Black Muslim immigrants among most disadvantaged, Oxford academic argues

Posted on 10 May 2013 - No Comments

The black Muslim community is experiencing the highest levels of prejudice in the country, Professor Anthony Heath told a meeting at the House of Commons.

Professor Anthony Heath, professor of sociology at Oxford University, added that Britain has seen an influx in recent years of Somalian refugees and this group is amongst the most disadvantaged in the UK. Heath was speaking to a meeting of academic experts, policy makers and parliamentarians  in the House of Commons for the Symposium on Integration, Disadvantage and Extremism.

Muslim women in Hyde Park, London. Photo: Roberto Trm

Muslim women in Hyde Park, London. Photo: Roberto Trm
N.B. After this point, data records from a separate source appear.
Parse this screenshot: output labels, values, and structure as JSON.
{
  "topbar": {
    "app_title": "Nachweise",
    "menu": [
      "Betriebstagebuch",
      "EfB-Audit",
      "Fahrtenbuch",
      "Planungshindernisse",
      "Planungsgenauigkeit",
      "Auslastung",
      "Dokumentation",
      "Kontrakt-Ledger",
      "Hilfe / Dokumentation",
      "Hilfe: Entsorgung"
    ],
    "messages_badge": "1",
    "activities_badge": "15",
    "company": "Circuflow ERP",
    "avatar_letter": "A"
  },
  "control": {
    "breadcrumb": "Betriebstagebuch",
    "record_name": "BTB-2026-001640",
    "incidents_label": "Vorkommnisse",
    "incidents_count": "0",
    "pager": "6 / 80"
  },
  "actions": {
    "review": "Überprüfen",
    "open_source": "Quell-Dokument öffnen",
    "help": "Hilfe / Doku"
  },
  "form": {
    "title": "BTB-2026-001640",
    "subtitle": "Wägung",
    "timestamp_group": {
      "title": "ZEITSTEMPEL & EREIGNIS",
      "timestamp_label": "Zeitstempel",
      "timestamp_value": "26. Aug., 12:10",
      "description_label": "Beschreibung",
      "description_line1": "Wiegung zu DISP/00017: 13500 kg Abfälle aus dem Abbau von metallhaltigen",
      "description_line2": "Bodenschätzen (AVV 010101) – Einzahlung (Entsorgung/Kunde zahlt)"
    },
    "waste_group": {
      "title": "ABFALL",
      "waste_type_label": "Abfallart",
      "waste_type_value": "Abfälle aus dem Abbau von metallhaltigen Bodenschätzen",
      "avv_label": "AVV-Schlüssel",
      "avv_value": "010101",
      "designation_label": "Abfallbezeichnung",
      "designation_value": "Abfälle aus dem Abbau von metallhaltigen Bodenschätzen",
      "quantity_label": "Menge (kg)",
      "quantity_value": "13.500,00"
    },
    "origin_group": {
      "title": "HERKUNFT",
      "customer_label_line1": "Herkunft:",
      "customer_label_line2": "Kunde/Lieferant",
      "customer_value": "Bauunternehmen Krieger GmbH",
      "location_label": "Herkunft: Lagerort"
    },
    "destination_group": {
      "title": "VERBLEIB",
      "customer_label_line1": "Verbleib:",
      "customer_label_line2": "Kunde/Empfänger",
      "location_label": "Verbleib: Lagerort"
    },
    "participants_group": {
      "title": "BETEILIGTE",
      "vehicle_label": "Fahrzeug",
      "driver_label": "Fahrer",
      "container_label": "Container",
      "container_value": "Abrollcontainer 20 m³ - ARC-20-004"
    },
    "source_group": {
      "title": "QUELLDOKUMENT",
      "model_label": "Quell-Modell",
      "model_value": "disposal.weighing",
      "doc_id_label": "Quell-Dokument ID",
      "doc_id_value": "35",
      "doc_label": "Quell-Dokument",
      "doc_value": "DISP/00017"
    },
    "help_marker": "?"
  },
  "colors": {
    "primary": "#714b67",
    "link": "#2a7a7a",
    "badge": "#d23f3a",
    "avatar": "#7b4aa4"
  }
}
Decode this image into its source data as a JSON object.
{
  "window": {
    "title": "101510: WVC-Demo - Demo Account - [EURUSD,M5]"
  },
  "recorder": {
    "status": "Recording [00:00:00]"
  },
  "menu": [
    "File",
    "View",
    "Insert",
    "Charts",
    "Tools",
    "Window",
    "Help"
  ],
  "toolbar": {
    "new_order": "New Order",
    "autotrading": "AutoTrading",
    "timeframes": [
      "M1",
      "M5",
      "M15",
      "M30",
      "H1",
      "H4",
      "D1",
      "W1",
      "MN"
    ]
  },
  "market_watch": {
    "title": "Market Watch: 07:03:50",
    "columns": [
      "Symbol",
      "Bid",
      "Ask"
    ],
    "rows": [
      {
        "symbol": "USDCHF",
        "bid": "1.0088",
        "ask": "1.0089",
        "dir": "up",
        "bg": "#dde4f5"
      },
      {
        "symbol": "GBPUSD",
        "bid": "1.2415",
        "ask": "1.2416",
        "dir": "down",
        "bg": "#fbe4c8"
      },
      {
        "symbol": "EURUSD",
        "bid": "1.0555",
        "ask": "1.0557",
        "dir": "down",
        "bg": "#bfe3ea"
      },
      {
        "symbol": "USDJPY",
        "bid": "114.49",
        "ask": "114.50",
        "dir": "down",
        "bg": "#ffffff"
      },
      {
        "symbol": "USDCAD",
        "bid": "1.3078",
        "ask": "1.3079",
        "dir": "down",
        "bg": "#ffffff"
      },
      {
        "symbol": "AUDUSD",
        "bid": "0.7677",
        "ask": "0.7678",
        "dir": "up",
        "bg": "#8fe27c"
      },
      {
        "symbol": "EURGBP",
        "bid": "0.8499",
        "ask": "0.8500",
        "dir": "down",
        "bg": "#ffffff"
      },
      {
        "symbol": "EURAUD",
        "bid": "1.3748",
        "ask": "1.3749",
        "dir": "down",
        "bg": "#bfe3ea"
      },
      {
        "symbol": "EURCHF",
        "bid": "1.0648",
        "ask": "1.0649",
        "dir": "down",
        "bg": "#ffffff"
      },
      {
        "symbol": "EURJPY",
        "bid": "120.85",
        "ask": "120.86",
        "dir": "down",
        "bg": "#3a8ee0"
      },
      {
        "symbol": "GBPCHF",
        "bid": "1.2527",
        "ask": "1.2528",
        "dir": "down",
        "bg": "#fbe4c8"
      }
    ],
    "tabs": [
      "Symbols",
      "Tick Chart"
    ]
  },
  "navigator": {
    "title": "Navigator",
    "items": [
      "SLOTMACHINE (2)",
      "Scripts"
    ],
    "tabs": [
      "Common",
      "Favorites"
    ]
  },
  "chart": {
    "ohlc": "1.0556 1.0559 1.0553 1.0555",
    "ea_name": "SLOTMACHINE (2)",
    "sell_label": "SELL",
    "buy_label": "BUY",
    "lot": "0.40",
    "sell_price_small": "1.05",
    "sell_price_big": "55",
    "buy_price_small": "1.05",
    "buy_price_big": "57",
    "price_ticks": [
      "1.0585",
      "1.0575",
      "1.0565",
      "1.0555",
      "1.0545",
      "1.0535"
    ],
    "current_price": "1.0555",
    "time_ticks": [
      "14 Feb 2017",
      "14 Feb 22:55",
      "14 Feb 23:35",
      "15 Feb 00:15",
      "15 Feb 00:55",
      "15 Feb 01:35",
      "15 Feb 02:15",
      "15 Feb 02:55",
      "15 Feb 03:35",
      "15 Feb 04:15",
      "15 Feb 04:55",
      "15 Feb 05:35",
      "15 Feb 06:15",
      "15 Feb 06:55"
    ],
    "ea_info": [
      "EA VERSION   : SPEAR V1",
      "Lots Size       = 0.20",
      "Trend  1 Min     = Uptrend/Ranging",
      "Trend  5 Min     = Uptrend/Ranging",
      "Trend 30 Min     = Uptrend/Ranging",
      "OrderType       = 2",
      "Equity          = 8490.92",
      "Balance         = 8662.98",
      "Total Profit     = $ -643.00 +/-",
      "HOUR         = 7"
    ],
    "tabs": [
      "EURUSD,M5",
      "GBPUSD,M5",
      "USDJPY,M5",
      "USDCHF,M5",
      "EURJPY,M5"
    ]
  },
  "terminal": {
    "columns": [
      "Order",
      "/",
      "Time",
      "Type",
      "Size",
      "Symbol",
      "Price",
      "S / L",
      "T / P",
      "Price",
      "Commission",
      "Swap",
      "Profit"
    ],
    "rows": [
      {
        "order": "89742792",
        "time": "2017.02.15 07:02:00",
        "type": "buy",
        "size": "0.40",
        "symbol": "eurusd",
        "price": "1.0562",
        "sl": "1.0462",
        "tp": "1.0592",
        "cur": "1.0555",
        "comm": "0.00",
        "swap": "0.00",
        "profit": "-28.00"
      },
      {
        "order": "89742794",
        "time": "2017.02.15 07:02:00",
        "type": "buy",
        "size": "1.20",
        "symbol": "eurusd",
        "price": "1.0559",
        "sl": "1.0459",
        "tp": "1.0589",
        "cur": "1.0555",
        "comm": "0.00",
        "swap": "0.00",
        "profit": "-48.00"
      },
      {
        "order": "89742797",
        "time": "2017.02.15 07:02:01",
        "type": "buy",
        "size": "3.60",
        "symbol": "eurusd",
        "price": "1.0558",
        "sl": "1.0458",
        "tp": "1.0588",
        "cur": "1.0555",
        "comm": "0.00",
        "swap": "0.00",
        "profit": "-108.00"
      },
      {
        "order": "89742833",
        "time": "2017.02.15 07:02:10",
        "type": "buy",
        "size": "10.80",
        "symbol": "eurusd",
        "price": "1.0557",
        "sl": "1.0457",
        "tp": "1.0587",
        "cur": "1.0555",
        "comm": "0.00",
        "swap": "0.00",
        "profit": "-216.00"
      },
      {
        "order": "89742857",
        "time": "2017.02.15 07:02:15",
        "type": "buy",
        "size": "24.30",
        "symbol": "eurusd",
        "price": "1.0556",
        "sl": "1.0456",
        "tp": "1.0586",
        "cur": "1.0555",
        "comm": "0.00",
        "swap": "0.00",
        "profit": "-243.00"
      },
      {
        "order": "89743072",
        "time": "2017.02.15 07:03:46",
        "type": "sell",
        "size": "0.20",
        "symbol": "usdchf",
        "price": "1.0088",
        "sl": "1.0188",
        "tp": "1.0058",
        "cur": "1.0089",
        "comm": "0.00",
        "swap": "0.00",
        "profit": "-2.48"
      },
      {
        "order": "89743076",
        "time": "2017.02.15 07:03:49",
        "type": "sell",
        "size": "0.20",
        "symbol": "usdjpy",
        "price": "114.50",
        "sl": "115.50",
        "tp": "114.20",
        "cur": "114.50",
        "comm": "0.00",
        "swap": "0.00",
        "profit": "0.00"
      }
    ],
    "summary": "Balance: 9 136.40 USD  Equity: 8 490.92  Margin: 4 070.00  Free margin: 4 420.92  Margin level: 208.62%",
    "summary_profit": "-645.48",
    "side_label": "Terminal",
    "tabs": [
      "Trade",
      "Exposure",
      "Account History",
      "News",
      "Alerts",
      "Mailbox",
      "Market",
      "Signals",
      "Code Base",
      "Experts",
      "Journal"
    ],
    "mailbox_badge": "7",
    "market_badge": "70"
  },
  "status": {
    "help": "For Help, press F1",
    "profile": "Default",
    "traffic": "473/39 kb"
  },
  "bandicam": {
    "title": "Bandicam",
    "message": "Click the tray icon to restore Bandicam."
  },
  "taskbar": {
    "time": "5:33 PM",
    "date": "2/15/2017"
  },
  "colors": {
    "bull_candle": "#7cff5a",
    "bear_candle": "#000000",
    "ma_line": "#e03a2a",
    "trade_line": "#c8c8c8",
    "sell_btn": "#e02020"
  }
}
Heath said there was a tendency to group Muslims together and not recognise their diversity. However, they experienced integration differently because they themselves were different.

He pointed out that part of their disadvantage is fuelled by different assumptions. Migrants tended to be more educated and driven than those who are left behind. This tends to be reflected in how they raise their children. Statistics reveal higher numbers of children from immigrant backgrounds staying on past the legal age to leave school.

However, this academic success is not translated into success in the labour market. People from a Muslim background, and in particular a black Muslim background, do less well than their counterparts when trying to secure a job.

“There are some consistent patterns which apply to all the Muslims groups despite their diversity. It’s a double disadvantage for Muslim black men,” noted Heath.

This had a negative effect on how Muslims experienced integration. In general, Heath’s research highlights that non-Muslim ethnic groups believe the situation in the UK has become better in recent years. The longer they have been in the country, the more opportunities they feel come their way and the less prejudice they feel. They become more integrated, rather than less. The reverse is the case for Muslims, who experience a generational increase in perceptions of inequality. Heath felt that this was partly because of a paradox of integration:

“Greater integration goes with changed frames of reference and expectation of receiving equal treatment as one’s fellow British citizens.”

In essence when young Muslims started mixing with non-Muslims, in particular non-Muslims from other ethnic minorities, they became more aware of the increased levels of prejudice they experience in relation to other ethnic groups. Thus integration could be a quite disillusioning experience, especially for black Muslims, he argued.

The symposium was organised by the Pears Institute for the study of Antisemitism, Birkbeck, University of London and COMPAS, University of Oxford, in partnership with the All Party Parliamentary Group Against Antisemitism.

By Jemimah Steinfeld